I still regularly hear from clients that they have been told they shouldn’t play tug with their dog. It causes aggression; it creates a hard mouthed dog who will damage game (if you’re into that sort of thing); you’ll never get a decent hold if you teach tug. I still hear the only way to play tug safely is to make sure the human always win the game. Would you really want to play with someone who always wins?
Let’s get things straight.
- It is possible to play tug and allow your dog to regularly win the toy without ending up with an aggression problem. There is no link between the two!
- Tug improves retrieve, improves owner/dog relationships and makes play more interactive for all. Dog can’t tug by themselves, so enjoying a game with you should result in them bringing the toy back (bingo! a retrieve) in order to continue the game.
- Tug does NOT cause your dog to have a hard mouth, rip apart game or be more inclined to destroy toys. Bad training causes all of these things, not playing tug with your dog. My Jack Russell Terrier Jellybean can swing about on the end of a tug toy, even be lifted off the ground during tug. Yet, if i ask him to retrieve an object, or indeed a dead bird or rodent my cats have killed, he will retrieve, hold and release without ANY damage to the article or animal.
We LOVE Tug! Sharing toys and playing together starts from day 1.
Jellybean is about 8 weeks in this video. Already learning that playing with me if more fun than playing by himself.
In this video, you can see the desire to continue the tug, encourages the dog to retrieve.

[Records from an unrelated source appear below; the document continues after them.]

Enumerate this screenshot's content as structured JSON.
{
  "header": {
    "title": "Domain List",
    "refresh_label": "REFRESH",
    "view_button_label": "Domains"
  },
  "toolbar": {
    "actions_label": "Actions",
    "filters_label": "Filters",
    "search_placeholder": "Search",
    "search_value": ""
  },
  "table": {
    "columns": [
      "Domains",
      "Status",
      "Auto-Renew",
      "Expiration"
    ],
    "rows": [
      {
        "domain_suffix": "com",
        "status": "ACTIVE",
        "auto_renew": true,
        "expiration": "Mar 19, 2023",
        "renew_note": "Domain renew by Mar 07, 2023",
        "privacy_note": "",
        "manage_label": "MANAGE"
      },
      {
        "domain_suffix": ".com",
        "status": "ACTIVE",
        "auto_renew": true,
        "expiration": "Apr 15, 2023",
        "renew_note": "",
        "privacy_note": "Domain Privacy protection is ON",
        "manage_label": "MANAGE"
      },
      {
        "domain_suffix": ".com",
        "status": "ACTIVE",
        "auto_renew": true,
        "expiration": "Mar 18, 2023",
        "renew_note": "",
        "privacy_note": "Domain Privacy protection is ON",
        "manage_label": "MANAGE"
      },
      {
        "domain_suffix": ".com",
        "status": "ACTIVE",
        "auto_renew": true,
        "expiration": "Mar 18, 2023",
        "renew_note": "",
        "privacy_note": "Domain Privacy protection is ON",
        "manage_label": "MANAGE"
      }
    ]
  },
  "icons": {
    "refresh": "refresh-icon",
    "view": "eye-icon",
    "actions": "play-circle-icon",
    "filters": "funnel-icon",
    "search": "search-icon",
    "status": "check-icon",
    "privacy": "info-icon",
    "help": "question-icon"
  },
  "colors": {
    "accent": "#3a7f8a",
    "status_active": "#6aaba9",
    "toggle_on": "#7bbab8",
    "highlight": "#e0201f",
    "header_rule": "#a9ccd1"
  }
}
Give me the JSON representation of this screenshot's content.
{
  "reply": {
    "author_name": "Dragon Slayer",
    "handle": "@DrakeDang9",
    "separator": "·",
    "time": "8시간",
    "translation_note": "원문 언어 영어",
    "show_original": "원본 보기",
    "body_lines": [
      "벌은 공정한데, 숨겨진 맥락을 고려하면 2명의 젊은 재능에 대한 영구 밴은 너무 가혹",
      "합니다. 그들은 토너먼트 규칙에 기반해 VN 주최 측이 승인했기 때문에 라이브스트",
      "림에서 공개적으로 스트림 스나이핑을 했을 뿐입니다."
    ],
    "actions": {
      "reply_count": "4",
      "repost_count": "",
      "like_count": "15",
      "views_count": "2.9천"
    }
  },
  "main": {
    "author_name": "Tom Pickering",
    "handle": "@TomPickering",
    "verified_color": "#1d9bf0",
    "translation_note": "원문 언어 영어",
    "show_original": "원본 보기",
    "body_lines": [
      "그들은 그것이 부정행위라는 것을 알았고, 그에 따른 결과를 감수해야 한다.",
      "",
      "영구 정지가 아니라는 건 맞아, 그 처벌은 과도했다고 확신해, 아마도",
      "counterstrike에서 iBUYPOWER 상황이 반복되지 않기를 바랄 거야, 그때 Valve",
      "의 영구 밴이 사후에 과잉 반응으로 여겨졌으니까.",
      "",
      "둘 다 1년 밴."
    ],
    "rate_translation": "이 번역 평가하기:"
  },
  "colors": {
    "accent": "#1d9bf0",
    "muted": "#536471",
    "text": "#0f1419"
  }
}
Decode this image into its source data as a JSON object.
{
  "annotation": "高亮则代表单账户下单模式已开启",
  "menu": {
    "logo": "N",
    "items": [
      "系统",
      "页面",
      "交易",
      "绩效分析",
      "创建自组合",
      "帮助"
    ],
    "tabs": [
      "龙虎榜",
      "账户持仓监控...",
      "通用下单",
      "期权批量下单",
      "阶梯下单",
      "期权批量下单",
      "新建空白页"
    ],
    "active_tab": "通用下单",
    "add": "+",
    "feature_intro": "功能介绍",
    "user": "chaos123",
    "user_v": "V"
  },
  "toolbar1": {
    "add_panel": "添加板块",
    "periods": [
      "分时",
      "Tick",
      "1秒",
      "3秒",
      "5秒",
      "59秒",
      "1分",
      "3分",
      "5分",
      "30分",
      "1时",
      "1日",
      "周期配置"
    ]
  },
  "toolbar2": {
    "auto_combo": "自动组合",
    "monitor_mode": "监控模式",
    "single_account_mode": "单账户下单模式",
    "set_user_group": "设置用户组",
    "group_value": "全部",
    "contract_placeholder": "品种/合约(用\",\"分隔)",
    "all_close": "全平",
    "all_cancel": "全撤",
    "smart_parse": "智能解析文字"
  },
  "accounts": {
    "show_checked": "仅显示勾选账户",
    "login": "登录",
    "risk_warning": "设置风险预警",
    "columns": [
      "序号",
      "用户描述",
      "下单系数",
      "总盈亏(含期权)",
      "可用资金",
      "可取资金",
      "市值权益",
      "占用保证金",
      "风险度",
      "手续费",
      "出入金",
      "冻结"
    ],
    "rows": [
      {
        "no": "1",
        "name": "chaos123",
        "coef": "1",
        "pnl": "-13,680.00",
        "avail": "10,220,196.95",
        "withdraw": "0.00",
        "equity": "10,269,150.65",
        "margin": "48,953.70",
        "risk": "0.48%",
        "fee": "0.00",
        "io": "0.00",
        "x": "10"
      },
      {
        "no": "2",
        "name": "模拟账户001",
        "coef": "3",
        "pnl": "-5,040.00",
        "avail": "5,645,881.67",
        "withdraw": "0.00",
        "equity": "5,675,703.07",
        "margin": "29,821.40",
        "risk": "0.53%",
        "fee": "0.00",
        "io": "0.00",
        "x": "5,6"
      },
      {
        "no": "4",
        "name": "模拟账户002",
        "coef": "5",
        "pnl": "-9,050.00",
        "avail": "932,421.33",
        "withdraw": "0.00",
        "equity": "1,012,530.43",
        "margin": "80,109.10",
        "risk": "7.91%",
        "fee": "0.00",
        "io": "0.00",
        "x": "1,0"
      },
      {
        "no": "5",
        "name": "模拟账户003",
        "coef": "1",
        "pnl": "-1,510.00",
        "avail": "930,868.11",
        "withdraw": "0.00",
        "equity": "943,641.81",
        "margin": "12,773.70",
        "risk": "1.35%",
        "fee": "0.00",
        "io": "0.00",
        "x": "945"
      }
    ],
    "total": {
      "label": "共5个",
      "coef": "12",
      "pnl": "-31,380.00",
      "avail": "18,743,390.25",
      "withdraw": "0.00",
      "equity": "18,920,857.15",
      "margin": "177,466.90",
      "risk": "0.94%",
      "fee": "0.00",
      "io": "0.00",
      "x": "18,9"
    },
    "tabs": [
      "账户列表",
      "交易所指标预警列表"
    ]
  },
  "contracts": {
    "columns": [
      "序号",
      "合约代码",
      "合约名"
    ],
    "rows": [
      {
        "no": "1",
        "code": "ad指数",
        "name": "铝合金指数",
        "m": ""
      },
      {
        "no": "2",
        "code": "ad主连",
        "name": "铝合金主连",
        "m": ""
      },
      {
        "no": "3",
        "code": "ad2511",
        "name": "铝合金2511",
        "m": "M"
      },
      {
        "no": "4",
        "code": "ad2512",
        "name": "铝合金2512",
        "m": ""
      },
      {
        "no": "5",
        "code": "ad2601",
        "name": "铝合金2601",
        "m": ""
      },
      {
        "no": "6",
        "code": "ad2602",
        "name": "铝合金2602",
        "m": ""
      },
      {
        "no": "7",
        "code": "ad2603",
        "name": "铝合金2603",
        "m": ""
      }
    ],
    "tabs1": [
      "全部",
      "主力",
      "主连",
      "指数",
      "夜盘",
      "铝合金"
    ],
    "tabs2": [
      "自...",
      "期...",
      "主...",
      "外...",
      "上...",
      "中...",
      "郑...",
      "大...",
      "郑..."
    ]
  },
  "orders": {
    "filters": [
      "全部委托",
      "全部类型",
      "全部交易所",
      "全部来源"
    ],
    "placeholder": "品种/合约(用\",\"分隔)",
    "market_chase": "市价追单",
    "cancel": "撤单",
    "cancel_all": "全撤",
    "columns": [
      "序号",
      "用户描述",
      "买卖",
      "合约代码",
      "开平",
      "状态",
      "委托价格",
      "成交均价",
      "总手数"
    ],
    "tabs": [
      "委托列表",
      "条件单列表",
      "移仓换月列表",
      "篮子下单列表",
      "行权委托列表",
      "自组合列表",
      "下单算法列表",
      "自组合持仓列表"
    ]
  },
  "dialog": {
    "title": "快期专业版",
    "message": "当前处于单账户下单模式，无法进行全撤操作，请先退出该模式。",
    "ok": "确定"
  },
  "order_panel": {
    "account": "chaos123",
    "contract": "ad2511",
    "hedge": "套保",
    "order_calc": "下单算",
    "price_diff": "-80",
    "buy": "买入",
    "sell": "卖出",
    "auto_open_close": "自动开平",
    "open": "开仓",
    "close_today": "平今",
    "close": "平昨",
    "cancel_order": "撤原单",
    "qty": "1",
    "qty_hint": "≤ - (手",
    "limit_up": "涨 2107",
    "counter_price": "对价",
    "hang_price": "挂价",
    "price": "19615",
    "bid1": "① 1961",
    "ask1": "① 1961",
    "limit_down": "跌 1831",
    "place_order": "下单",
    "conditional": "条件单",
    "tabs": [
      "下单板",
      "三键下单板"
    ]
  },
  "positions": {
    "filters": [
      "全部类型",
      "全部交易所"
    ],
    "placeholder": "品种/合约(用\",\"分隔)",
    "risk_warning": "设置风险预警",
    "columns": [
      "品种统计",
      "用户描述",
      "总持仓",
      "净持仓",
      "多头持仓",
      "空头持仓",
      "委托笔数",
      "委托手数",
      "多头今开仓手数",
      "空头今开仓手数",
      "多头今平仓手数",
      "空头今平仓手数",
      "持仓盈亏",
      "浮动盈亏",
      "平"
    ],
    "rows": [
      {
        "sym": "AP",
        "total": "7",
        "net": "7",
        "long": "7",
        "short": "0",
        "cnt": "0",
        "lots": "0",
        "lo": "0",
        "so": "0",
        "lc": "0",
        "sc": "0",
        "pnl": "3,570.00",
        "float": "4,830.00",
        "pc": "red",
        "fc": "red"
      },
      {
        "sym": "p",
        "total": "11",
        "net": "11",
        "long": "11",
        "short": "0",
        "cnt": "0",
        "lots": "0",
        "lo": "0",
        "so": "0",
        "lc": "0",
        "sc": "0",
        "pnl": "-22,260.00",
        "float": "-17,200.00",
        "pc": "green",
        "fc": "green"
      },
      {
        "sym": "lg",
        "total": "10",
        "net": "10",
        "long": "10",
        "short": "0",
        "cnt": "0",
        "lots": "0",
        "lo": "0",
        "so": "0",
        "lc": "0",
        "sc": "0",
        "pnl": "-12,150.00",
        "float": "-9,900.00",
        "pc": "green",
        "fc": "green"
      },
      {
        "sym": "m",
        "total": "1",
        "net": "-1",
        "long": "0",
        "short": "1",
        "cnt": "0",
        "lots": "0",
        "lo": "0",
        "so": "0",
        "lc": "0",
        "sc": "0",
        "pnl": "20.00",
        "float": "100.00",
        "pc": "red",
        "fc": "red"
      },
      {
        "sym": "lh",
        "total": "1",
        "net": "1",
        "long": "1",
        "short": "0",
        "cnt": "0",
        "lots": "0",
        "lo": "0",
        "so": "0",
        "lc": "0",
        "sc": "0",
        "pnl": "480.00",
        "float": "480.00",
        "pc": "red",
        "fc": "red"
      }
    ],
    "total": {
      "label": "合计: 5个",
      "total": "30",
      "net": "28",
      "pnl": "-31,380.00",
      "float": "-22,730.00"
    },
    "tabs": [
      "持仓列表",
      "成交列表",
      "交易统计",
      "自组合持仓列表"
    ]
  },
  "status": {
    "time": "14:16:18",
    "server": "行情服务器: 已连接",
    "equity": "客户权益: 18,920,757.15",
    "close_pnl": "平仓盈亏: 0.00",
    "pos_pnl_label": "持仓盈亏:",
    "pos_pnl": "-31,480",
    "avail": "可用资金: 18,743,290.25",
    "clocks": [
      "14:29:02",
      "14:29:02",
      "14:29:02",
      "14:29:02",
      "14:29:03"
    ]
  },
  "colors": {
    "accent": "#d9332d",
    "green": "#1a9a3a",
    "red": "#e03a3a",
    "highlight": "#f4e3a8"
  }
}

To make tug safe and fun for all, you need some ground rules.
Above is a German Shepherd foster puppy I had over xmas a few years ago learning some rules of engagement for safe and fun tuggy. If you click on the link to vimeo you’ll see a step by step of whay I’m doing and why. Can you spot what I’m saying which will eventually become his signal to spit out the toy?
Informal Retreive! Bring the object to me.
The video below shows the ‘two toy game’. You’ll need identical toys to start with so your dog isn’t inclined to hang on to his favourite one. The two toy game helps the dog trust that moving towards you with his toy doesn’t mean he loses. It simply means the game continues. Building trust about sharing is also the foundation for avoidance of resource guarding in the future because your dog can’t retrieve and resource guard at the same time. One cancels the other out. I am not using my formal ‘fetch’ signal as this puppy doesn’t know the rules yet and I only label perfect behaviours once the dog has the idea.
Hold! The magic marker word (or click) tells the dog he has made the correct choice.
This is what a solid ‘hold’ looks like and is the foundation for a retrieve (delivery) to hand. My dogs are taught to hold something in their mouth until they hear the magic marker word ‘ok’ which tells them they have made the correct choice.
How do we start training this? Step by step, clicking all the way!
Hand target first! This is for your delivery to hand. I’m using a clicker in this video, you can of course use a marker word instead. If you’d like to see a video showing all the reasons why a hand target comes in super handy, open the video in Vimeo for a link.
Retrieve to hand!
Jellybean demonstrating the steps involved in reverse chaining retrieve to hand.
And just to prove how much fun you can have with a solid retrieve and hold, and how gentle my terrier’s mouth is, despite tugging hard when I tell him he can, here is Jellybean searching for and finding a buried £10 note on the beach and bringing it back undamaged.